The Complete Accident Man collects the three story arcs originally published in the early-nineties in Toxic! and the Dark Horse Comics Mini-Series, which came a bit later. Thus the collection is indeed complete, which is a pity because at the end of it I was flipping forward through imaginary pages wanting more.
Created by Pat Mills and Tony Skinner Accident Man is Mike Fallon whose speciality is making his hits look like complete accidents. Accident Man is that sliver of the 90’s that I remember so well. That piece of forbidden fruit that was full of sex and violence that me and my friends knew existed but weren’t able to eat. But we knew it was there because we saw glimpses of it in window displays, on TV, and we whispered about them in hushed voices in school hallways. And here, with this publication, I can finally retake my childhood and actually pretend that I was there all along. Because enjoying The Complete Accident Man made me feel that I was doing something so naughty and terribly wrong.
It’s Tarantino before Tarantino.
It’s John Wick twenty-three years ago.
I don’t know how Pat Mills does it. He thinks of things and puts them out there before they end up becoming mainstream. I sincerely believe that there’s a conspiracy against Mills because there has to be. Everyone must be copying and stealing from him.
Mills and Skinner are delightful. Accident Man starts out as a simple concept but as we follow Fallon’s outrageous journey (and his big ego) the stories become more layered and something weird happens. Fallon is a complete asshole, a douchebag, and an absolute idiot. But by the end of it we end up liking him, even rooting for him. Eventually you want him to kill these people. You need him to have his expensive toys and his clothes made from endangered species. And then you’re shocked and horrified that you thought these things.
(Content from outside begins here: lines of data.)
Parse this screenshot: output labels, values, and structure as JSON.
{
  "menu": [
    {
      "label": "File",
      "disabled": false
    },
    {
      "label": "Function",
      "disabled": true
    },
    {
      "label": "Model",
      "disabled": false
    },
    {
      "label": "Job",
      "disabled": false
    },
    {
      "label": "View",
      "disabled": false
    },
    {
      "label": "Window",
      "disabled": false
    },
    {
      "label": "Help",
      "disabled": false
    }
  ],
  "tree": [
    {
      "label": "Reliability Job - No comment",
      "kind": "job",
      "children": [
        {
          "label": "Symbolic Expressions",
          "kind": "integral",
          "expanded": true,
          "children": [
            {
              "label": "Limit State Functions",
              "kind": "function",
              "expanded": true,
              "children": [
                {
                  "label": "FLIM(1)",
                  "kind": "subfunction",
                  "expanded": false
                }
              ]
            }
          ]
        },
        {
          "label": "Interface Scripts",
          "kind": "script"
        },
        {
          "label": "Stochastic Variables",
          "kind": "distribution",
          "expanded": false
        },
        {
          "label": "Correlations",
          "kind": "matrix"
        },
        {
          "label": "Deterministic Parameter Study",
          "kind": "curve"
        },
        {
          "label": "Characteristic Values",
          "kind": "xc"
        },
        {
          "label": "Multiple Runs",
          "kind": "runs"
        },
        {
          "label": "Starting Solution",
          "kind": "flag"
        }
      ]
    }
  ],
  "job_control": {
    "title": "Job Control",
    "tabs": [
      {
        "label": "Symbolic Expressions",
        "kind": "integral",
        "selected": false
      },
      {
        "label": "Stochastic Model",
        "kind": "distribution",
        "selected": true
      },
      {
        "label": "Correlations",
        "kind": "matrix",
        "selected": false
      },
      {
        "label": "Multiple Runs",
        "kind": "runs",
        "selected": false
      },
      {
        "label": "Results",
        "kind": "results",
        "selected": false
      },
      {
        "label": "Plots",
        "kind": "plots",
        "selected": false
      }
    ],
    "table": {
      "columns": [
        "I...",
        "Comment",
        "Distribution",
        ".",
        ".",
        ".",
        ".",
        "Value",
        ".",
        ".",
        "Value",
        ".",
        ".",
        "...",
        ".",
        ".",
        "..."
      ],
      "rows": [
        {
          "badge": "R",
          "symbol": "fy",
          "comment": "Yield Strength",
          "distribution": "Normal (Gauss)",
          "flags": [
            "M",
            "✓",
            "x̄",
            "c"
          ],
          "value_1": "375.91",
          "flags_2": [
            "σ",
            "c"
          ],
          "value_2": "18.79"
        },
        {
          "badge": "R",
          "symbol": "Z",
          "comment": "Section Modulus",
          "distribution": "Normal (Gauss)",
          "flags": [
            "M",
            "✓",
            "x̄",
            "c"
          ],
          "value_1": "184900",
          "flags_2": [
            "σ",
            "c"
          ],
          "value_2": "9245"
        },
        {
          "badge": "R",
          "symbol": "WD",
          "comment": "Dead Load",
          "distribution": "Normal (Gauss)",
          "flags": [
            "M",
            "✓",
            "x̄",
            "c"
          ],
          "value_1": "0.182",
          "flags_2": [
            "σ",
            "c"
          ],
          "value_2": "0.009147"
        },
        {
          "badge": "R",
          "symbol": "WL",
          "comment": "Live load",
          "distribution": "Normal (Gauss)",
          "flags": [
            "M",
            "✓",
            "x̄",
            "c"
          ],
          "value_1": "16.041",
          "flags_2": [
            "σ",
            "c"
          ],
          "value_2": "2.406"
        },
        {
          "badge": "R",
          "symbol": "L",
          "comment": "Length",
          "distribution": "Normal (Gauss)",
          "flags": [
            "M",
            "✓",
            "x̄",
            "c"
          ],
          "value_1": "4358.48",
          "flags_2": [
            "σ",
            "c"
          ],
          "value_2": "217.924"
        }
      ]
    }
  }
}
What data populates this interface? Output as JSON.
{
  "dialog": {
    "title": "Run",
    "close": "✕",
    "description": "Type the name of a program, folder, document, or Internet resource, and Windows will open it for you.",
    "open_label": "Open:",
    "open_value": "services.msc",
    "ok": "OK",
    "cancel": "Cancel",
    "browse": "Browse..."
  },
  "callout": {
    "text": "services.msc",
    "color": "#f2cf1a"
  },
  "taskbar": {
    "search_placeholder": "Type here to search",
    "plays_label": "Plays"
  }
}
And all this can’t possibly work without the three artists that worked on this. Martin Emond and Duke Mighten each bring their own style to the panels but they keep the overall tone. And John Earsmus does a fantastic job keeping that going with his three part mini-series from Dark Horse Comics. It’s pure grunge. It’s Pearl Jam, Nirvana, and Alice in Chains mixed with James Bond. The style brings out the outrageousness and it really makes you smile. I’ve never chuckled and laughed at such violence before and that makes me feel disgusted with myself. And I can’t help it.
This is what comics in the 90’s should have been, or rather should have stayed being. This brings purpose to the big muscled, big boobed characters saying awful lines of dialogue while doing farfetched things. The 90’s did have so much promise.
The Titans publications does it justice. What better way to look at the sex and violence than with high amounts of gloss that makes these pages shine? And despite it’s shine, it still retains that underground dirt. You feel like you’re somewhere deep in a tunnel, surrounded by questionable characters who offer you a drug or two.
And there’s a movie. Mills talks a bit about it in the introduction from 2014 and the movie came out in 2018. So I’m curious and also scared at the same time. I don’t know if Accident Man could work in a movie because you couldn’t take that amount of guilt and watch it in real time. It’s like if porn could speak to you. But I know I’ll yield and I’ll watch it, and I’ll probably be disappointed. And it doesn’t matter. As long as I can get another Accident Man fix.
I can’t recommend this book enough. But one tip to you dear reader. If you do pick this up then read it in secret. Because if someone is looking over your shoulder as you do so, then that someone will think you’re the most vile, disgusting human being on Earth. To which you will reply,
“But you’ve obviously never met Mike Fallon.”